After T. went to sleep, I did some more reading on the VBAC Facts blog and it seems to be engaging in brownian motion with the policy theory in the medicare book. The author makes a number of points (sleep inducing, despite how interesting they are) about the interaction of the structure of policy and politics in the US and the changes (or rather conspicuous lack thereof) in Medicare over the decades since 1965. A big chunk of his thesis is that Congress is a policy making body in a way that is not the case in European states, and in a way that's deceptively hard for policy theorists to get a handle on. While Medicare is popular, it is poorly understood, so widespread political opinion and even interest groups in the public don't necessarily have a ton of influence year-to-year on Medicare policy, which means the "pros" wind up making a lot of relatively low-visibility decisions.
This is great analysis. Our rhetoric of "choice" by "informed" consumers/stakeholders/wtf is a fucking poor model for what happens with health care policy. I don't care whether you're talking about reproductive issues, screening tests, end of life care etc. Most people don't really know anything at all about these things. Even the people who are personally touched by these things (pregnant women, people going in for "annual" checkups, people trying to decide whether to buy long term care insurance and if so how much, people trying to find a nursing home for their aging relations, etc.) face a very NOT transparent industry and a steep learning curve.
I'm not arguing that justifies paternalism. Quite the contrary. What I am arguing is that we can certainly collect from stakeholders what their values are, assign a bunch of really smart people (ETA: including representatives of stakeholders) to spend all their time trying to find out everything they can about what the hell is going on in the industry, and then thrash out a compromise that does a decent job serving the respective groups. Which is to say, regulate the heck out of it. There are a wide variety of ways to do it (including NGOs, senate sub-committees, bureaucracies, etc.). We're trying some of them.
So when I see a post over on BlogHer justifiably complaining about a woman who was apparently denied health insurance because she had a c-section (particularly given the overly slice happy OB-GYN community in this country), followed up with comments about how maybe this will ultimately motivate women to fight harder to avoid c-section, I just want to smack someone -- and I'm not entirely certain who. Altho the MD who claims that homebirths don't reduce complications rates seems like a Real Good Candidate. I'm at this point old enough to strongly suspect that that MD (who, incidentally, is presenting as a woman) honestly believes the crap she is depositing -- just like ACOG's justification for their policy and attempts to legislate it in the face of resistance is probably not _consciously_ driven by a desire to have a stable and predictable schedule for their members with Christmas, Thanksgiving and regular weekends off.
I might be discouraged.
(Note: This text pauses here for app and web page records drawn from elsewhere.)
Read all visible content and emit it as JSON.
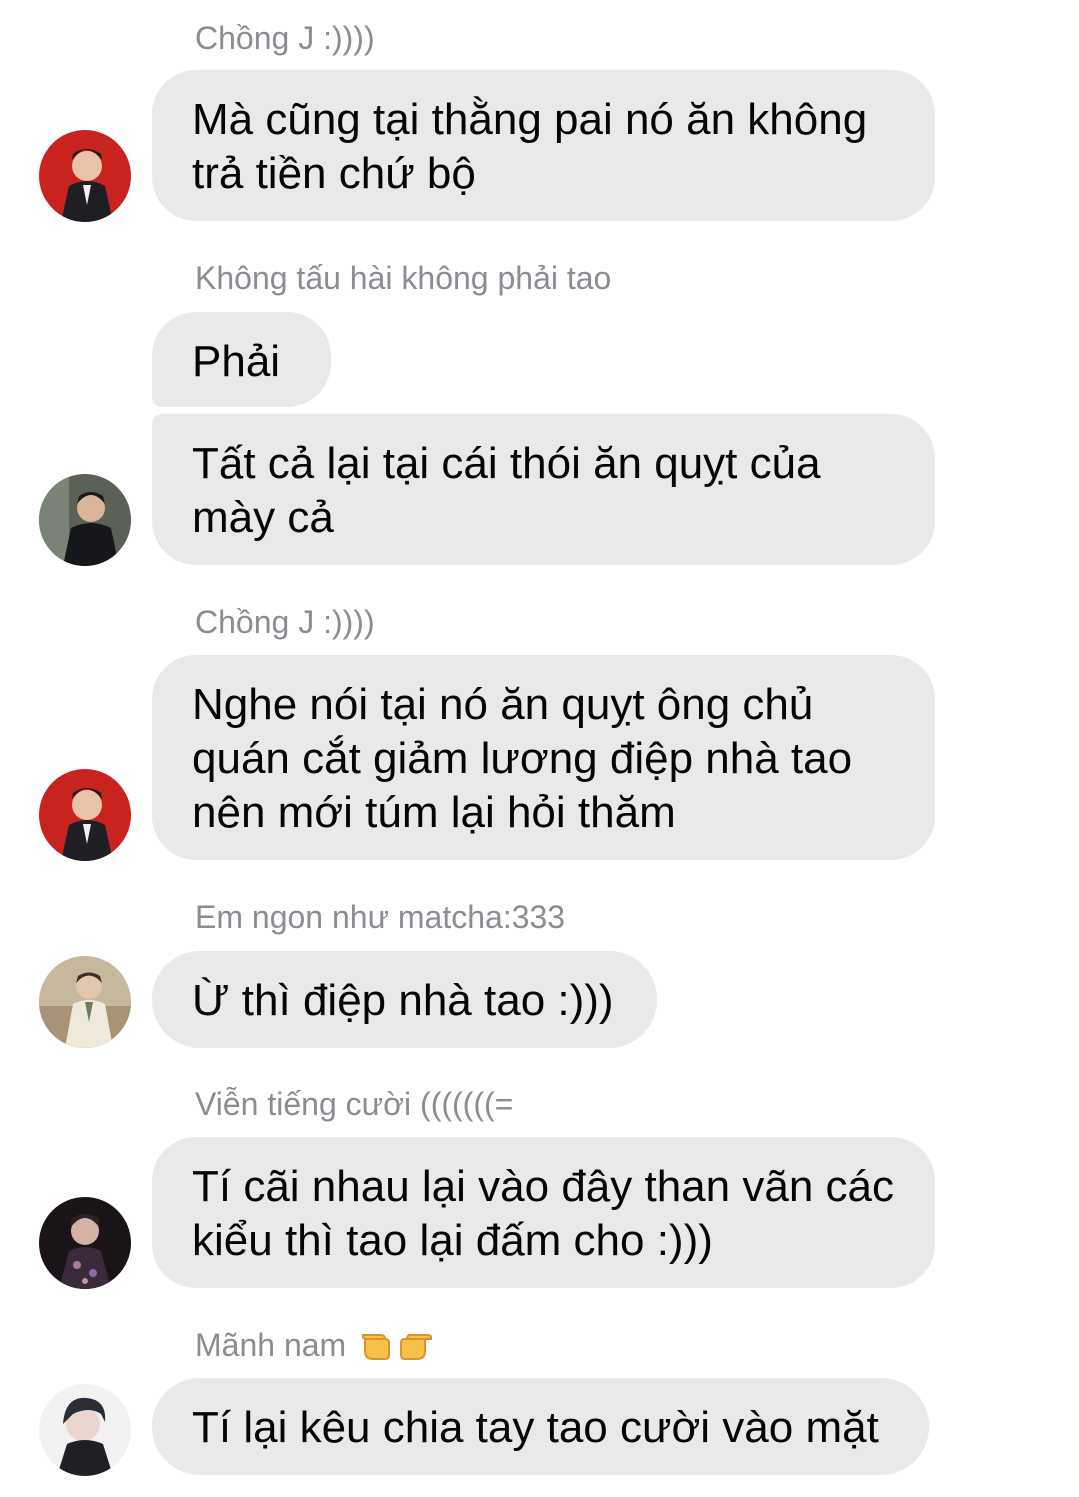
{
  "messages": [
    {
      "sender": "Chồng J :))))",
      "text": "Mà cũng tại thằng pai nó ăn không trả tiền chứ bộ"
    },
    {
      "sender": "Không tấu hài không phải tao",
      "text_1": "Phải",
      "text_2": "Tất cả lại tại cái thói ăn quỵt của mày cả"
    },
    {
      "sender": "Chồng J :))))",
      "text": "Nghe nói tại nó ăn quỵt ông chủ quán cắt giảm lương điệp nhà tao nên mới túm lại hỏi thăm"
    },
    {
      "sender": "Em ngon như matcha:333",
      "text": "Ừ thì điệp nhà tao :)))"
    },
    {
      "sender": "Viễn tiếng cười (((((((=",
      "text": "Tí cãi nhau lại vào đây than vãn các kiểu thì tao lại đấm cho :)))"
    },
    {
      "sender": "Mãnh nam",
      "sender_icon": "pointing-hands-icon",
      "text": "Tí lại kêu chia tay tao cười vào mặt"
    }
  ],
  "colors": {
    "bubble": "#e9e9eb",
    "sender_name": "#8a8d91",
    "message_text": "#050505",
    "background": "#ffffff"
  }
}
After all, I can't tell whether the AMA's model legislation efforts against homebirths and cosleeping are an example of an ascendant power over-reaching itself and about to fall precipitously -- or an embattled interest group thrashing in its death throes (possibly prior to a phoenix-like rise from the ashes). I don't have any strong sense of whether things are about to get a whole lot better or a whole lot worse -- or go sideways in a conflicted and chaotic way, not unlike oil prices during this hurricane season. But I'm actually not discouraged. If the insurers and a lot of the customers are getting really peeved at the doctors, and there are legal action groups looking for people who got stuck with a section they didn't want looking to _sue hospitals and providers for banning VBACs_ (and there are -- I am not making this up), we could very well be looking at an effective counter to that particularly ill-judged ACOG policy against VBACs. _Especially_ since Healthy People 2010 is coming down hard on the pro-VBAC side, thus making the docs look like they've been completely isolated on this issue. If other countries did things the way we do, and midwives etc. didn't exist, this might not be enough. But our reproductive stats suck and other people do cheaper and better.
The OB gravy train has a few more years in it for sure, possibly even a decade or more. But I'm thinking ACOG must be feeling at least a _little_ embattled at this point.